The Phillies have lost two of Papelbon's recent blown saves, and while they're 10-12 this month, they've lost 10 out of their last 15 games to fall to 36-41, eight games behind the Braves in the suddenly mediocre NL East — where only Atlanta is above .500 — and nine games back in the wild-card race. Even that record may be camouflaging just how bad the Phillies are. Their −59 run differential is the league's second-worst, better than only the Marlins. Their once-vaunted offense is scoring just 3.68 runs per game (12th in the league), and they can't even use the loss of Chase Utley, who missed four weeks with an oblique strain, as an excuse. While the 34-year-old second baseman's .267/.328/.472 line places him among the team's three most productive hitters, the team went 14-14 and scored 4.00 runs per game without him, meaning that they've averaged just 3.49 per game when he's been available. Meanwhile, the pitching staff is allowing 4.44 runs per game (13th in the league), with Roy Halladay possibly out for the season after shoulder surgery, and Cole Hamels holding a 4.50 ERA and a 2-11 record through 16 starts.

The Phillies came into the season with a $159.5 million payroll, the game's third-highest behind the Yankees and Dodgers, but general manager Ruben Amaro Jr has maintained his stance that he's not trading anyone. Last year, he dealt Shane Victorino, Hunter Pence and Joe Blanton in late July and early August, only to rebound from a 45-57 record with a 36-24 finish, ending the season right at .500. While that allowed the team to save a bit of face, it has emboldened Amaro to believe in yet another poorly assembled squad. Of their 10 most used players in terms of plate appearances, six are over 30, and of the other four, trade acquisition Ben Revere (.275/.309/.308) and free agent signing Delmon Young (.222/.278/.389 with high comedy on defense) have both been part of the problem.
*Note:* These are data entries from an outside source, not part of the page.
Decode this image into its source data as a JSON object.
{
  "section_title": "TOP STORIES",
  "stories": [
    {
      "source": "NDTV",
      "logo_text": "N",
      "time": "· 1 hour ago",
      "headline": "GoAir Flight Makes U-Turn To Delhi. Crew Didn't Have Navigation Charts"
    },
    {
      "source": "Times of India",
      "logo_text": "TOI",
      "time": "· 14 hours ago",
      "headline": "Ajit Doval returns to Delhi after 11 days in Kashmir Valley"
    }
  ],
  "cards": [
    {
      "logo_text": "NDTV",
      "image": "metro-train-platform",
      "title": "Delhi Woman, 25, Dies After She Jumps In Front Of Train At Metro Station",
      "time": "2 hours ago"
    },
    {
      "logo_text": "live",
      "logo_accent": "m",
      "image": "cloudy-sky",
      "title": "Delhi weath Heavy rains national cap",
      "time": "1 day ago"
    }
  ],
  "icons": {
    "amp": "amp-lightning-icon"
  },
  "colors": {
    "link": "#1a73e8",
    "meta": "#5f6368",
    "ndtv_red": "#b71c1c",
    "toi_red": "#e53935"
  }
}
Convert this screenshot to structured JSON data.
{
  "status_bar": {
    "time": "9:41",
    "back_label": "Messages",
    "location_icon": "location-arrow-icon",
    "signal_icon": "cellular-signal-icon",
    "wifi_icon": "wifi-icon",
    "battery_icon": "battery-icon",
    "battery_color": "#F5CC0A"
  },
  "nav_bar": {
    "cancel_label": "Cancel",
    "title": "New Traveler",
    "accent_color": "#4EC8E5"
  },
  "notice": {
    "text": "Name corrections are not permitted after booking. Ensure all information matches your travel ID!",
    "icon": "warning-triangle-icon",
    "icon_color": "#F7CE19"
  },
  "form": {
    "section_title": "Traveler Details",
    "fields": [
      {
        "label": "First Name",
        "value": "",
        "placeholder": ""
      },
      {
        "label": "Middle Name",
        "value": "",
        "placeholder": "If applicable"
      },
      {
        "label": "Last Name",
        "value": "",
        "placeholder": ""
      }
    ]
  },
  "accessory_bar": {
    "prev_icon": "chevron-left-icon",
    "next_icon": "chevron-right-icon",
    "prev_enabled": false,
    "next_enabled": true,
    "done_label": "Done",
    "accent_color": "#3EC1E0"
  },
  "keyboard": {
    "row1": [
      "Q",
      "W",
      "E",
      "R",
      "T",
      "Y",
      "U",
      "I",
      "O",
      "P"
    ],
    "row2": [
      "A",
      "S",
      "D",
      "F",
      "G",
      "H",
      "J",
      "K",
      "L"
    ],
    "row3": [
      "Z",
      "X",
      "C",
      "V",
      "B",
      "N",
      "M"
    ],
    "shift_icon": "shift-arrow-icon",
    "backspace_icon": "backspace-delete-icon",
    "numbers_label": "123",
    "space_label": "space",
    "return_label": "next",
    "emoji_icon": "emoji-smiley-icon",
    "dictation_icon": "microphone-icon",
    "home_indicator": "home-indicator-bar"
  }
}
Utley, 34-year-old Carlos Ruiz (.257/.293/.286 in just 75 PA due to a PED suspension and a hamstring strain) and 36-year-old Michael Young (.282/.345/.398) are pending free agents, but at the moment only the first of those three would fetch a whole lot that could help restock a downtrodden farm system that Baseball America ranked 23rd coming into the year, and Baseball Prospectus 24th. Beyond that trio, the Phillies have more than $100 million committed to six players for next year, and $86.5 million committed to four players for 2015: Lee ($25 million a year), Ryan Howard ($25 million a year), Hamels ($23.5 million a year), Papelbon ($13 million a year), Rollins ($11 million for next year) and Mike Adams ($7 million for next year), the latter of whom is facing season-ending shoulder surgery.

Barring another TARP-like bailout from the Dodgers, dealing any of those players would likely require the Phillies to work around no-trade clauses in the cases of Utley, Howard and Lee, and to eat a significant chunk of the remaining money, a dish for which Amaro has shown he has little appetite. That's because doing so would be admitting that he made serious mistakes, like vastly overpaying for a closer just as the industry was realizing the silliness of doing so, jumping the gun on renewing the contract of an aging first baseman with platoon and defensive issues, and holding onto a shortstop who's well into his mid-30s decline.